And congratulations on finding an inspiring library director. We had one here for a couple of years, but he moved on to a larger library/city where the staff was more open to trying new things. I sure do miss his creative outlook on what a library is and does.
I wondered the same thing, Suzanne. We just never know which small gesture might change someone’s bleak outlook on life. I always try to treat rudeness and/or anger with kindness and love. If nothing else, at least I can lay my head down at night with no regrets.
Oh, bummer. He sounds like a great director. Creativity seems to go hand-in-hand with librarians, some more than others. Love that.
If they only care about the book, I’m okay with that. My books are much more interesting than I am, but I am snarkier.
Crows have vital roles in mythologies across the world. Most often, they are associated with trickster gods and the underworld/death. So, smart and found in battlefields of the past helping themselves to human carrion flesh.
The crows around my house tend to be loud and love to pull off the screen covers on my gutters to help themselves to the small seeds collected there. I’ve given up replacing the screens so clogged gutters. The other birds despise them because they kill nesting babies and other small birds. They, in turn, despise the hawks for the same reason. So, I live in a very loud bird war zone and not a fan.
Hahaha. I hear ya, Marilynn. I’m sure I’m far less interesting than my books. 🙂
If you feed the crows, they will be less destructive. They’re just trying to survive like the rest of us. Hawks and crows have an inbred, intense hatred for one another. The aerial fights are brutal to watch, but hawks kill my chippies; I’m all for keeping them away. So far, the score is Poe (and family) 4, Hawks 0.
The reader may be having vision problems and needed the audible experience…You were grace under pressure. Thanks for sharing. You never know what you’re going to get when you show up for one of these signings.
Wow. Never considered that, Nancy. Gee, I wonder…
I am with Harvey on this. I’d be quite flattered if someone would rather listen to me read my books than talk about my writing process or career.
I would have said the same thing, until it happened. I felt like a narrator-for-hire. “Don’t stop reading till I tell you to!”
It’s funny how some people love readings and some people hate them. My toughest crowds are usually academic ones–especially if I’m on the schedule with poets or writers who write quiet prose. It drives me crazy if a writer just reads and goes away. Seriously–why bother to see them in person?

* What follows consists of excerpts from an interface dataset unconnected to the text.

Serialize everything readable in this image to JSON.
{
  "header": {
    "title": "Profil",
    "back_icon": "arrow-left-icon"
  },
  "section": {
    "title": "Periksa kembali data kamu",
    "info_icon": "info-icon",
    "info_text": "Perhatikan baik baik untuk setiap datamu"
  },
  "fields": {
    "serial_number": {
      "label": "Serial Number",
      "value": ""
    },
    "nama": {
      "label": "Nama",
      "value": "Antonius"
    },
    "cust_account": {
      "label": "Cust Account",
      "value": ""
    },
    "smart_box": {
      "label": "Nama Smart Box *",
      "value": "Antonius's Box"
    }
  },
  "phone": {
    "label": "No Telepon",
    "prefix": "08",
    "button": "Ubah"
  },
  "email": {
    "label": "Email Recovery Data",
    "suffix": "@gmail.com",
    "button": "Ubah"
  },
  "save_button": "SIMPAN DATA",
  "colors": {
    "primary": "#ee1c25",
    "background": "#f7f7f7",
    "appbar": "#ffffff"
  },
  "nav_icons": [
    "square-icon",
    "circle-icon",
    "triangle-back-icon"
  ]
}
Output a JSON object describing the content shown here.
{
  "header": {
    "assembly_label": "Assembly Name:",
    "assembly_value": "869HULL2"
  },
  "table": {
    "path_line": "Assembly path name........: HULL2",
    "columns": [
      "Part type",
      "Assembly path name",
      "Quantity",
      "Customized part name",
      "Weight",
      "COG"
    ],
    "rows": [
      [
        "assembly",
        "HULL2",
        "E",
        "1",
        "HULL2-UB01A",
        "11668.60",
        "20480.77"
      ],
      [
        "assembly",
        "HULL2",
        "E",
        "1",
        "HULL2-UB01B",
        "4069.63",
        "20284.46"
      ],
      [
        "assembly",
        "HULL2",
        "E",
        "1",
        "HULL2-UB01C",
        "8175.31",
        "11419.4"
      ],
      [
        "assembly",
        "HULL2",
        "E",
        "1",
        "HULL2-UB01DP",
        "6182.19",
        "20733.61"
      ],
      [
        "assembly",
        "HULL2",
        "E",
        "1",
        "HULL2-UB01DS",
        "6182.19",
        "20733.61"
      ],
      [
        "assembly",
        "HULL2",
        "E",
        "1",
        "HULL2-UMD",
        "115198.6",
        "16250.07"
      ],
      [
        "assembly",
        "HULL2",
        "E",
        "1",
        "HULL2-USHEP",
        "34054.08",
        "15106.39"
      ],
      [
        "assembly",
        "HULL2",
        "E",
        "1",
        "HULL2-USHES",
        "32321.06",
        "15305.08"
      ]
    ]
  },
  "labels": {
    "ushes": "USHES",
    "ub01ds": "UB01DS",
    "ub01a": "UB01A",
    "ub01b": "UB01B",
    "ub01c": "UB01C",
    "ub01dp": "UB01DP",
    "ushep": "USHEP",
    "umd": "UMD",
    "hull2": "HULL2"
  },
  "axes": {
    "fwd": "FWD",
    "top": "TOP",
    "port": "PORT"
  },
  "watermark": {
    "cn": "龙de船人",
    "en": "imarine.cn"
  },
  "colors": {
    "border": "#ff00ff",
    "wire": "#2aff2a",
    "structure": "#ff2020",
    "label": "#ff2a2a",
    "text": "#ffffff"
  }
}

It’s nice to have at least some Q and A time.
I tend to forget unpleasant or weird encounters. But one that sticks in my mind was in a bookstore in Grand Rapids, Michigan. I was hanging around the back of the room, waiting to go on, and some man said he wouldn’t want to waste his time listening to someone who writes fiction. Just plain rude. Whatever! I was so happy when he went away, and I could spend an hour with the lovely people who wanted to hear from me.
Totally agree, Laura. Why did she bother to come if she didn’t want to talk with me?
Wow. How rude! I had a similar experience with a poet a few years back. He dressed the part (elbow pads, pipe, and all!) and thought genre writers were the lowest of the low. As it turned out, by the end of the day he still had a huge stack of poetry books in front of him and us lowly genre writers had only a few paperbacks. Karma, baby. Mess with her at your own peril. 🙂
It’s possible books are her only friend and escape from her past. So she lives for the next feeding of words. I’m sure there is a story and sounds like a character for a book. You handled the situation with poise.
Thank you, Daphne. She gave off that lonely vibe, poor woman. I thought maybe she’d recently lost her spouse.